Eligible dairy operations must have been in operation on June 1, and eligible live hogs were those owned on August 1. There is also a cap of $125,000 per claimant on all combined eligible dairy and hogs, separate from the crops cap.

FSA Price Support Disaster Chief Specialist Susan Houston noted the caps apply to each person – if a farmer signs up more than once because they are an owner in partnerships or companies, USDA will “count the warm bodies” to impose individuals’ caps.

There are other eligibility requirements, such as not having over $900,000 of adjusted gross income for tax years 2014-16, meeting FSA conservation regulations and actually owning the commodity (as opposed to farmers raising what another party owns).

Individual crops are subject to requirements too. They must be for grain; seed corn and beans are not eligible, nor is silage.

Since the MFP payments are not “first come, first served,” a producer can wait until they have all their proper documentation to sign up, or they can initiate the process now. If a grower wants to be paid for their 2018 wheat and soybeans, for instance, they could apply for a wheat payment now and soybean payment after the fall harvest – or just do it all at once after the bean harvest.

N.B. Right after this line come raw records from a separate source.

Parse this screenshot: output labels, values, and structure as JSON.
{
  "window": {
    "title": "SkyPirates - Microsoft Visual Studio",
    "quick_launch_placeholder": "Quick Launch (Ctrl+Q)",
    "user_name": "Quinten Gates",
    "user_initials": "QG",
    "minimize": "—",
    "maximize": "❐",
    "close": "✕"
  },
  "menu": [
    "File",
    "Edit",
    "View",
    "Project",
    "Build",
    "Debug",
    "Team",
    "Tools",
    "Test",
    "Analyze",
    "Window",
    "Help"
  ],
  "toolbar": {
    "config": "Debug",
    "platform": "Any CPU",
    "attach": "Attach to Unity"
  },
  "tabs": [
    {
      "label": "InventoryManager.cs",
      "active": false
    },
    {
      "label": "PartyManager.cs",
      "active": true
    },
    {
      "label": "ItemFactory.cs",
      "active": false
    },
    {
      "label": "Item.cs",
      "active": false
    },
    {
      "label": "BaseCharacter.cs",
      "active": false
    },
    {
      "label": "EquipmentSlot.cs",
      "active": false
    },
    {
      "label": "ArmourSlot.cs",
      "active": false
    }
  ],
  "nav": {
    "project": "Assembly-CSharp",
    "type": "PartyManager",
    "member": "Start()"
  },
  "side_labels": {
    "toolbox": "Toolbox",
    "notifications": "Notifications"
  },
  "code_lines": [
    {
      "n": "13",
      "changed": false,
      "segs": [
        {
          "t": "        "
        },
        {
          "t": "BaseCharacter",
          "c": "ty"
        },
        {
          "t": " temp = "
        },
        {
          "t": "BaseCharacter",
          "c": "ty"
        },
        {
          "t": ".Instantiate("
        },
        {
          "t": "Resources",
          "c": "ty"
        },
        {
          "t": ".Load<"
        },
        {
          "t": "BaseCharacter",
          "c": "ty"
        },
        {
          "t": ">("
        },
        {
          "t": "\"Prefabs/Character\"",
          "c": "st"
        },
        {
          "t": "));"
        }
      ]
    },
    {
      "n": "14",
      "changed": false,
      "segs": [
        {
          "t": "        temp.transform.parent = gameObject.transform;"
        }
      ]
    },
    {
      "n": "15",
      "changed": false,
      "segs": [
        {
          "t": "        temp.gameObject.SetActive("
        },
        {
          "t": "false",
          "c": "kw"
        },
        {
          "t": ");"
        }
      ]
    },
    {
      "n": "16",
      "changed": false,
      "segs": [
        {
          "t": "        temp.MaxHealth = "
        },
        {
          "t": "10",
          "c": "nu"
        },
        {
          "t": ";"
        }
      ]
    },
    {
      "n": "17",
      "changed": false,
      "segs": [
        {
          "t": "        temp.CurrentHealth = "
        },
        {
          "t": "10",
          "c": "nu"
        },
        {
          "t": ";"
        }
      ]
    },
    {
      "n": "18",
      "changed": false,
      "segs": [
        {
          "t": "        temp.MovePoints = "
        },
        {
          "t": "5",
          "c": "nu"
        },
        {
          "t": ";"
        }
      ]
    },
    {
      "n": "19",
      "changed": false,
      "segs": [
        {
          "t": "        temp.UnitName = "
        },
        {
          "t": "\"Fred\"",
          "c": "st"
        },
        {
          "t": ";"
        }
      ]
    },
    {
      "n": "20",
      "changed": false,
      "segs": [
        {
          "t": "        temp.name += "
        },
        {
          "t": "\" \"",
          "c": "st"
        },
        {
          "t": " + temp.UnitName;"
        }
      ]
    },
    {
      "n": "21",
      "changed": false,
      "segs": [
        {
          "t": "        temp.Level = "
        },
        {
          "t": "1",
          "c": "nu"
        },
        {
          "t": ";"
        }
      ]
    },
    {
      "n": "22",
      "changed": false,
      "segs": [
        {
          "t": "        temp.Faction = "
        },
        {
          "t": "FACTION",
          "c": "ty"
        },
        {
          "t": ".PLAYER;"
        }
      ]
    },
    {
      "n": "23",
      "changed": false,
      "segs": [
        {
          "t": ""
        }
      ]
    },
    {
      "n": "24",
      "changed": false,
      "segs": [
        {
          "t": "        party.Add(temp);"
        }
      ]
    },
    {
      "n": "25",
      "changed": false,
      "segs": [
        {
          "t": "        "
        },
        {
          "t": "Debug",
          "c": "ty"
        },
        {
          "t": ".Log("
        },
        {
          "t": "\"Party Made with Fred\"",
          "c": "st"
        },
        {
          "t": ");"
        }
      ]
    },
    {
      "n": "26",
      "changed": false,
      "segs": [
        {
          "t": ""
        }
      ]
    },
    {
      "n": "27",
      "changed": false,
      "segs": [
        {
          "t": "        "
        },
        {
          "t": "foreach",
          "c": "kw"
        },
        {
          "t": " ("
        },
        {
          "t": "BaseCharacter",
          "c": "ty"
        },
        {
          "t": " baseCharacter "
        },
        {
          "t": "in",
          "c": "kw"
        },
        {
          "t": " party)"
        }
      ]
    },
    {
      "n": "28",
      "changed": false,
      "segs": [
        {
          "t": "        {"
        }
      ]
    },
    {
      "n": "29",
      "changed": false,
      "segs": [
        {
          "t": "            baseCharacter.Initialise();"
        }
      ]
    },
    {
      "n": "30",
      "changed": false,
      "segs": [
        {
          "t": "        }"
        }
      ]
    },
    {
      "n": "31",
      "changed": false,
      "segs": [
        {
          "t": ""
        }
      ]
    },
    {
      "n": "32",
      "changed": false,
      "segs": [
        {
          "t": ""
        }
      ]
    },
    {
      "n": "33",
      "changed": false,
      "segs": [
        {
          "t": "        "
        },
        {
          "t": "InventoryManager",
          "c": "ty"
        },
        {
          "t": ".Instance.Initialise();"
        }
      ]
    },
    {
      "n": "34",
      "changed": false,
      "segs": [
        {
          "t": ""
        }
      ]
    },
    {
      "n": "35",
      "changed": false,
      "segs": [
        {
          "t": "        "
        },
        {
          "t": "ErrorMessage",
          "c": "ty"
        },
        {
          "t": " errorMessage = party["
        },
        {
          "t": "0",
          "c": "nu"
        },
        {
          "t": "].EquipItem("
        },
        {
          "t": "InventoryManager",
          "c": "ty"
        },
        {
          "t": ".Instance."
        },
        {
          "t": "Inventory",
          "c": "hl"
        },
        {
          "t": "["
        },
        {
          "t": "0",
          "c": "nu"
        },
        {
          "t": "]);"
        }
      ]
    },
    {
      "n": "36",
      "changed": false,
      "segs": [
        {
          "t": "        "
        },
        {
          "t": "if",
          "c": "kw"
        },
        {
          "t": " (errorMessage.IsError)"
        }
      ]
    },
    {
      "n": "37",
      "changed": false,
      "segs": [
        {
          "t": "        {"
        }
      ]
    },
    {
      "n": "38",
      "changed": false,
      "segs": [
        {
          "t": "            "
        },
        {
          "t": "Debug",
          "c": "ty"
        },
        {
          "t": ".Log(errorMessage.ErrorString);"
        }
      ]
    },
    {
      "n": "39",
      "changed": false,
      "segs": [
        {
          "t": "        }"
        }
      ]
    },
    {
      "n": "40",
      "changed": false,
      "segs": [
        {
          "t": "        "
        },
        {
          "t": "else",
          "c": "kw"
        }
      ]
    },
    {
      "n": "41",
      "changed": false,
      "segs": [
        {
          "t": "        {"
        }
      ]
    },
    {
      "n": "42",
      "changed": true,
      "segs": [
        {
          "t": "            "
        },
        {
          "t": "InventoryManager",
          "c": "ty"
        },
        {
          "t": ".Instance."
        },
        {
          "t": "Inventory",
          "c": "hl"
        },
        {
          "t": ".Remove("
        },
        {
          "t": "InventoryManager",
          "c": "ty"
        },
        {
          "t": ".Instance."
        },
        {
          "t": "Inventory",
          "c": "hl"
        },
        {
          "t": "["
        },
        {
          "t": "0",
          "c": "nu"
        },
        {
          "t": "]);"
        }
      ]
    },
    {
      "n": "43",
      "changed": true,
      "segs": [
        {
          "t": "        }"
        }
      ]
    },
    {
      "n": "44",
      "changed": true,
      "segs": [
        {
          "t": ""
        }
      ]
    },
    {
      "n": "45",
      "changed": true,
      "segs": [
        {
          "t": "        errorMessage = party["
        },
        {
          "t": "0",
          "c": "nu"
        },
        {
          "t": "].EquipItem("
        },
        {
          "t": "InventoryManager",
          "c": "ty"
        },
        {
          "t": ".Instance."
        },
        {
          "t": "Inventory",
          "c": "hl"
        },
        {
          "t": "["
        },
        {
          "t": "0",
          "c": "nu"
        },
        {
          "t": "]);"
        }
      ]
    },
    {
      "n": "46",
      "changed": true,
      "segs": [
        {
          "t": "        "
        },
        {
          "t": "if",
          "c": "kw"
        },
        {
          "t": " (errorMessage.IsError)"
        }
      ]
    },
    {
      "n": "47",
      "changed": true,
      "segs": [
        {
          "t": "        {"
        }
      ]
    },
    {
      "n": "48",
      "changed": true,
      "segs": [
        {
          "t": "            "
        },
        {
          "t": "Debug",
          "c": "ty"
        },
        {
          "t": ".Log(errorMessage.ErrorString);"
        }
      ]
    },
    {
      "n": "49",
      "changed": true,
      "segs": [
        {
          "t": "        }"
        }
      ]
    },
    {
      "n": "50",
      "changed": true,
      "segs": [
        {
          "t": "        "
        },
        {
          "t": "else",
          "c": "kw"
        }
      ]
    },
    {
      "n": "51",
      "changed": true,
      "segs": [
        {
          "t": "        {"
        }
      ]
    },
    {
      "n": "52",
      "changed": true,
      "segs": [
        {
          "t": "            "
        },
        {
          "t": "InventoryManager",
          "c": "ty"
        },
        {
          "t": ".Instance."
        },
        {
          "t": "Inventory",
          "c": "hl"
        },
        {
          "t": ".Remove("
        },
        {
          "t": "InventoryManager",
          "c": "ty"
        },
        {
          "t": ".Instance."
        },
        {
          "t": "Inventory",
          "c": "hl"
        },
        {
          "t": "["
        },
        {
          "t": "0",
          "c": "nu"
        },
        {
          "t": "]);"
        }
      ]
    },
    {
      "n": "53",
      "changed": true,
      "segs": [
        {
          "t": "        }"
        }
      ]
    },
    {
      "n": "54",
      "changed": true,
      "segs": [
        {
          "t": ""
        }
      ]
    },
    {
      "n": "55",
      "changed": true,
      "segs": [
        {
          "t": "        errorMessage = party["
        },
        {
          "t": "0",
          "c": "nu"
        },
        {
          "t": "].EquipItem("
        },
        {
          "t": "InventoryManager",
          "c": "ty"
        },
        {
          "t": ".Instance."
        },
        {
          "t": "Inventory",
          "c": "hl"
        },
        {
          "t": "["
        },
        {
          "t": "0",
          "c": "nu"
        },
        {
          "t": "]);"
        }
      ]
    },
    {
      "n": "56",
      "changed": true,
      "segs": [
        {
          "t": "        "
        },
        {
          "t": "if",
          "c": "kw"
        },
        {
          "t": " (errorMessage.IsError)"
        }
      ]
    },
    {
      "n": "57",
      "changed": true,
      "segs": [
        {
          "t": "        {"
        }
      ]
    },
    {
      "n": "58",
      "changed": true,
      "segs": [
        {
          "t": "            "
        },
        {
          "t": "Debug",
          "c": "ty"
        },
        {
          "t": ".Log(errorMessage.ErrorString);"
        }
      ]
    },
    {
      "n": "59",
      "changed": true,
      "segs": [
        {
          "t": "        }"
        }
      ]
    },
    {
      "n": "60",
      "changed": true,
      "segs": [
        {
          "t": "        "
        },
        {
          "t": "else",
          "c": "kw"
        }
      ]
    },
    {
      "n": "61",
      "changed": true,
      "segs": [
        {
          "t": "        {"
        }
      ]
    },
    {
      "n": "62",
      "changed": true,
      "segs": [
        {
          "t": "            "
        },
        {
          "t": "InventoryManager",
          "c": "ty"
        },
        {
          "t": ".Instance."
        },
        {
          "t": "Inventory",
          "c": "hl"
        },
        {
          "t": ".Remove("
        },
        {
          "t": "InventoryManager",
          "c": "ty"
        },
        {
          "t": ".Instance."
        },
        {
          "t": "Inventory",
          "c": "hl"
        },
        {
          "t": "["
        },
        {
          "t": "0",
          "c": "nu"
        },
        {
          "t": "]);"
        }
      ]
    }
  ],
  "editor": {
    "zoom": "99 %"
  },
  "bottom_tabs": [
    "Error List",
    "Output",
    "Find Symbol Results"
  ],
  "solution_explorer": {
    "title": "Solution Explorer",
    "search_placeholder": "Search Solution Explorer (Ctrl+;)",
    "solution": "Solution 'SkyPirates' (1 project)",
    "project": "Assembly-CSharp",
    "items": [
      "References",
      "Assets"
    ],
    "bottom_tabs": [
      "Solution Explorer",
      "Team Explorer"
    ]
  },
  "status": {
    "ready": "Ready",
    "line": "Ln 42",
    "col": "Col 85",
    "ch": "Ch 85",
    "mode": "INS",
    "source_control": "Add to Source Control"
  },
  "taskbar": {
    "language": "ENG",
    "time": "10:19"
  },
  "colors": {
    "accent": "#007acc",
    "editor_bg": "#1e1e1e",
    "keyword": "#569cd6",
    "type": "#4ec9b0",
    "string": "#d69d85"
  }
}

Brown noted some producers don’t want their MFP payment in 2018, for tax purposes – and that’s fine. The deadline to sign up is Jan. 15, 2019. He does not know how long it will take to receive payment after submitting the necessary paperwork, but thinks it would be within 30 days.

Houston warns farmers to make sure their necessary production certification is in order, since this is a high-profile program and claims may be subject to audits or spot checks. “We will not accept your shoebox full of ‘documentation,’” she said.

Brown urges county FSA directors to hold public meetings for their local farmers to answer questions and make the process easier on their employees, too.